Conference Finals: 2/2, which puts me at 11 of 14 for the playoffs. (Previous predictions: conference quarters, conference semis, conference finals)
If I may digress for a moment...
So I'm obviously good at this predictions thing, getting 11 of 14 correct, right? Not exactly.
Interestingly, there haven't been a whole lot of upsets this year. In any given playoff season, it usually seems we're witnessing at least one shocker: think Edmonton over Detroit in 2006 or the Flyers nearly sweeping the Devils last year. But this season, only four series have been won by the lower seed - and in three of those four series, the "underdog" was seeded only a single slot below its opponent. All six division winners made it at least to the second round, meaning that anyone seeded sixth or lower was at the driving range by the end of April. I can't even recall the last time that happened (and I'm too lazy to look it up).
It's certainly an oddity that the higher seeds rarely lost a series this year. But is that really hard to predict?
Of course it isn't. Yet for some reason, I've read a bunch of self-congratulatory fluff lately from a lot of mainstream media writers and bloggers, all whose shocking Miss Cleo-like abilities allowed them to see an improbable future in which the best team in hockey, the Vancouver Canucks, play for the Stanley Cup. If you had correctly predicted a Sabres/Kings final, I'd have been convinced you were a fly on the wall during secret NHL meetings in which referees were instructed for whom the games should be rigged. But bragging about predicting two division winners in the final? Forgive me if I'm unimpressed.
Digression over. Thanks for indulging me. On to the pick:
Stanley Cup Final
(1) Vancouver Canucks vs. (3) Boston Bruins
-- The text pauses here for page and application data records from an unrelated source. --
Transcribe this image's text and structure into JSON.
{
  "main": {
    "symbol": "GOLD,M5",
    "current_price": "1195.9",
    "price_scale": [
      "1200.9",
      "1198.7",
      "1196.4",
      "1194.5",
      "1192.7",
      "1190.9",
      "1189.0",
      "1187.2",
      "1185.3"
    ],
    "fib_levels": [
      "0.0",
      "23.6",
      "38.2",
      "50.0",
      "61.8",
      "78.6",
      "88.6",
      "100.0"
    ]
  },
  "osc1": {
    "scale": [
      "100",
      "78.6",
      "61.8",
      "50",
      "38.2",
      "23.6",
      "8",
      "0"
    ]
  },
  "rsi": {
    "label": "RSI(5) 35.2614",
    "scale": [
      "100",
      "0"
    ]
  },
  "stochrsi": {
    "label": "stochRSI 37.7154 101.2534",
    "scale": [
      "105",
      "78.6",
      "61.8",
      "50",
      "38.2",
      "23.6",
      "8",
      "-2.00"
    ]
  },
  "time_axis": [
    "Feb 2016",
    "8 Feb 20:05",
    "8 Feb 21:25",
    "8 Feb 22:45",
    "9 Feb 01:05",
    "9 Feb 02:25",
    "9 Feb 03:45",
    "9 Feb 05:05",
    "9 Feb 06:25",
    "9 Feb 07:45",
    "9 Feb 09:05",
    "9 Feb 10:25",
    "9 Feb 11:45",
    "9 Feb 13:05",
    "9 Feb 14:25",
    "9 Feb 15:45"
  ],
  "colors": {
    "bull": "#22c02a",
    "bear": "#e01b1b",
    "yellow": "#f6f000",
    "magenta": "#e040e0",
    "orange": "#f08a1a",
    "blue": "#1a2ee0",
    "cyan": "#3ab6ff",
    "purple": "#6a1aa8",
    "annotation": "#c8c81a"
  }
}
The Bruins have certainly worked hard to get here, with a steamrolling of the Flyers sandwiched between seven-game oustings of Montreal and Tampa Bay. On the other side, the Canucks hilariously blew a three-game lead against Chicago but have since righted the ship in winning nine of their last twelve games, with Roberto Luongo looking unbeatable at times and contributions coming from all areas of the lineup.
The Canucks have the clear advantage on special teams, scoring on 28.3% of their powerplays and killing off a respectable 80.6% of their own penalties. Boston's PK percentage is comparable at 79.4%, but... that powerplay. That ghastly, horrific Bruins powerplay. You probably don't need me to tell you how bad it's been, but I'm going to do it anyway just because it's fun: 5 for 61 in the playoffs, an abysmal 8.2% pace. Not that it's (entirely) his fault, but the acquisition of Tomas Kaberle has done nothing to improve the man advantage. The Canucks might be able to play a man down for an entire game or two and still squeak out a win.
Momentum may play a large part in this series; the Canucks have it, the Bruins not so much, coming off a series in which they blew a lead of their own, during which Tim Thomas gave up five goals in three different games and four in another against the Bolts. Did the presumptive Vezina winner regain his form with a Game 7 shutout against Tampa, or will he struggle against the Canucks' so-deep-it-should-be-illegal collection of forwards?
The Canucks were the best team during the regular season, and at every position on the ice, they're simply better than the Bruins. In a year when the better team wins much more often than not, I see no reason to go against the grain. Boston can make it close if it fixes its goaltending and powerplay issues, but the Stanley Cup is going back to Canada. I have mixed emotions about that, because I know we'll be hearing about that from Canadians all offseason; but on the bright side, the rest of Canada seems to hate the Canucks, so I guess I feel a little bit better about rooting for them.
And I promise I won't brag if my prediction comes true. I wouldn't want to be a hypocrite. Canucks in 6.
Rochester Americans: Weekend Recap
28 minutes ago